• [AVAILABLE RECORDS]:
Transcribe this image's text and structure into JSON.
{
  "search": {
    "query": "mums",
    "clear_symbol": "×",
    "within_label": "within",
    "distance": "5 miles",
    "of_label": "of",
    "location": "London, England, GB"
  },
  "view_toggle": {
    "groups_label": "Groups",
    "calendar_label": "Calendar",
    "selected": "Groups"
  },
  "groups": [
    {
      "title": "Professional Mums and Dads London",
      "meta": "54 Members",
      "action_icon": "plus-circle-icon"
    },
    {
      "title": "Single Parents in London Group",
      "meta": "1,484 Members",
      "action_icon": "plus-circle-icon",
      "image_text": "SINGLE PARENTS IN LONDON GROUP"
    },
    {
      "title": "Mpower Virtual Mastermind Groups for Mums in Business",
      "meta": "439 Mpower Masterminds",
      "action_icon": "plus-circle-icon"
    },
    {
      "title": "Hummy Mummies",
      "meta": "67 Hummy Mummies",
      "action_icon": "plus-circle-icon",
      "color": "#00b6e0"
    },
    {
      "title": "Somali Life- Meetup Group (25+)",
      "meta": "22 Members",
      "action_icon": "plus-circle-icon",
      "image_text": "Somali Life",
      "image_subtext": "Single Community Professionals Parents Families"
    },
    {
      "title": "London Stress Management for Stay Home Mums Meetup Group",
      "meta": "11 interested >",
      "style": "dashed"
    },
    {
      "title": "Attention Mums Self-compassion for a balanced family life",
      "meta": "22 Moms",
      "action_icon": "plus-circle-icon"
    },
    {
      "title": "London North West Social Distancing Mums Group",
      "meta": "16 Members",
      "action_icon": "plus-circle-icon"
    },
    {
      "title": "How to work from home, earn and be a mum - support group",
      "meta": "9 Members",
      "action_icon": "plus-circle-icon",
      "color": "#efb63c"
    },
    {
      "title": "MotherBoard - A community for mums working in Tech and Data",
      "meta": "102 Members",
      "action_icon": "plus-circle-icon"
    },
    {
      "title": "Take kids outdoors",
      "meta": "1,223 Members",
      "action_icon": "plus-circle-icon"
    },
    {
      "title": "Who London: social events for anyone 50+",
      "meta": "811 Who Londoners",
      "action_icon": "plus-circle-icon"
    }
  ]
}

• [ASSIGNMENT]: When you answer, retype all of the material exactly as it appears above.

• [RESPONSE TO THE EXERCISE]:
Transcribe this image's text and structure into JSON.
{
  "search": {
    "query": "mums",
    "clear_symbol": "×",
    "within_label": "within",
    "distance": "5 miles",
    "of_label": "of",
    "location": "London, England, GB"
  },
  "view_toggle": {
    "groups_label": "Groups",
    "calendar_label": "Calendar",
    "selected": "Groups"
  },
  "groups": [
    {
      "title": "Professional Mums and Dads London",
      "meta": "54 Members",
      "action_icon": "plus-circle-icon"
    },
    {
      "title": "Single Parents in London Group",
      "meta": "1,484 Members",
      "action_icon": "plus-circle-icon",
      "image_text": "SINGLE PARENTS IN LONDON GROUP"
    },
    {
      "title": "Mpower Virtual Mastermind Groups for Mums in Business",
      "meta": "439 Mpower Masterminds",
      "action_icon": "plus-circle-icon"
    },
    {
      "title": "Hummy Mummies",
      "meta": "67 Hummy Mummies",
      "action_icon": "plus-circle-icon",
      "color": "#00b6e0"
    },
    {
      "title": "Somali Life- Meetup Group (25+)",
      "meta": "22 Members",
      "action_icon": "plus-circle-icon",
      "image_text": "Somali Life",
      "image_subtext": "Single Community Professionals Parents Families"
    },
    {
      "title": "London Stress Management for Stay Home Mums Meetup Group",
      "meta": "11 interested >",
      "style": "dashed"
    },
    {
      "title": "Attention Mums Self-compassion for a balanced family life",
      "meta": "22 Moms",
      "action_icon": "plus-circle-icon"
    },
    {
      "title": "London North West Social Distancing Mums Group",
      "meta": "16 Members",
      "action_icon": "plus-circle-icon"
    },
    {
      "title": "How to work from home, earn and be a mum - support group",
      "meta": "9 Members",
      "action_icon": "plus-circle-icon",
      "color": "#efb63c"
    },
    {
      "title": "MotherBoard - A community for mums working in Tech and Data",
      "meta": "102 Members",
      "action_icon": "plus-circle-icon"
    },
    {
      "title": "Take kids outdoors",
      "meta": "1,223 Members",
      "action_icon": "plus-circle-icon"
    },
    {
      "title": "Who London: social events for anyone 50+",
      "meta": "811 Who Londoners",
      "action_icon": "plus-circle-icon"
    }
  ]
}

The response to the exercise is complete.